Liberal WaPo Columnist: Obama Terrorism Policy Does Not Make Me Feel Safer

Just how little confidence is there in the ability of the Barack Obama administration to fight terrorism? So little that even liberal Washington Post columnist Richard Cohen is now mocking the pathetic efforts of this administration in his latest column:

There is almost nothing the Obama administration does regarding terrorism that makes me feel safer. Whether it is guaranteeing captured terrorists that they will not be waterboarded, reciting terrorists their rights, or the legally meandering and confusing rule that some terrorists will be tried in military tribunals and some in civilian courts, what is missing is a firm recognition that what comes first is not the message sent to America's critics but the message sent to Americans themselves. When, oh when, will this administration wake up? 
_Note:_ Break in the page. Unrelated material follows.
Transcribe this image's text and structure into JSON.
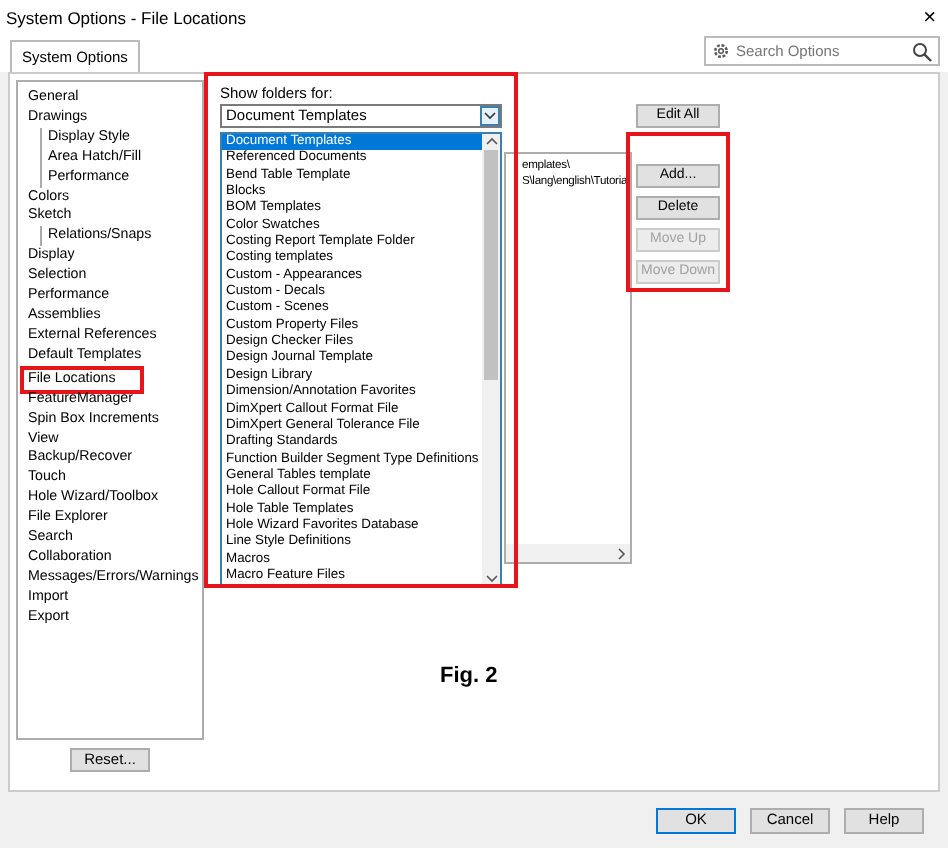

Cohen then suggests that the original plan (now hopefully aborted) to try terrorist Khalid Sheik Muhammed in the middle of Manhattan was a brain-dead effort by the Obama administration to demonstrate to the world that The One is the un-Bush:

It is amazing that no one thought this through. Published reports say that the Justice Department informed Mayor Michael Bloomberg of its plan just about the time it was announced. This alacrity was clearly the product of some excitement down at Justice -- yet another chance to show the world that George W. Bush was gone and with him the odious attempts to treat terrorists as if they were, well, terrorists. A civilian trial! Right in the heart of Manhattan! Obama ought to ask his friend Attorney General Eric Holder what in the world he was thinking -- just as we might ask Obama why he has such faith in Holder's judgment. 

Cohen also finds the concept of Mirandizing terrorists to be ridiculous:

In a similar example of poor judgment, an undoubtedly delighted Umar Farouk Abdulmutallab was told he had something called Miranda rights and could, if he so chose, cease talking about allegedly attempting to blow up a jetliner as it approached Detroit on Christmas Day. Abdulmutallab was Mirandized after just 50 minutes of interrogation and he, having probably seen more than his share of "Law & Order" episodes, promptly shut up. 

...It has been more than a month since he last opened his mouth, and even if he resumes cooperating -- a deal may be in the works -- he now knows just a bit more about the present-day location of various al-Qaeda operatives than does Regis Philbin.

Remember when it was perceived by liberals that closing Guantanmo would be a good idea? No least for this liberal:

The announced closing of Guantanamo has also suffered from a peculiar Obama-style naivete. It is now apparent that there are some bad people there who should be detained way past the time they are eligible for AARP membership. It's true that the world does not like Guantanamo, but then it's also true that the world is not an al-Qaeda target. 

Of course, being a liberal, Cohen does take potshots at Bush and Dick Cheney:

No doubt George Bush soiled America's image abroad with what looked liked vigilante justice and Dick Cheney's hearty endorsement of ugly interrogation measures.

Yet despite his automatic dislike for Bush/Cheney, Cohen does admit that: all likelihood he bent over backward to ensure that nothing like those attacks would happen again. 

Which is in sharp contrast to the attitude of the current administration:

The Obama administration, on the other hand, seems to have bent over backward to prove to the world it is not the Bush administration and will, almost no matter what, ensure that everyone gets the benefit of American civil liberties. But the paramount civil liberty is a sense of security and this, sad to say, has eroded under Barack Obama. Repeatedly, the administration has shown poor judgment. Abdulmutallab's silence is a scream that something is wrong. 

So, Richard, despite your ideological dislike of the Bush administration, do you feel safer from terrorism now or then? Remember, you stated that the paramount civil liberty is a sense of security.

p.s. And for those of you still complaining about the rotating graphic used in this (and other) blogs, I suggest you take the matter up with General Zod.

War on Terrorism Washington Post Khalid Sheikh Mohammed Umar Farouk Abdul Mutallab Richard Cohen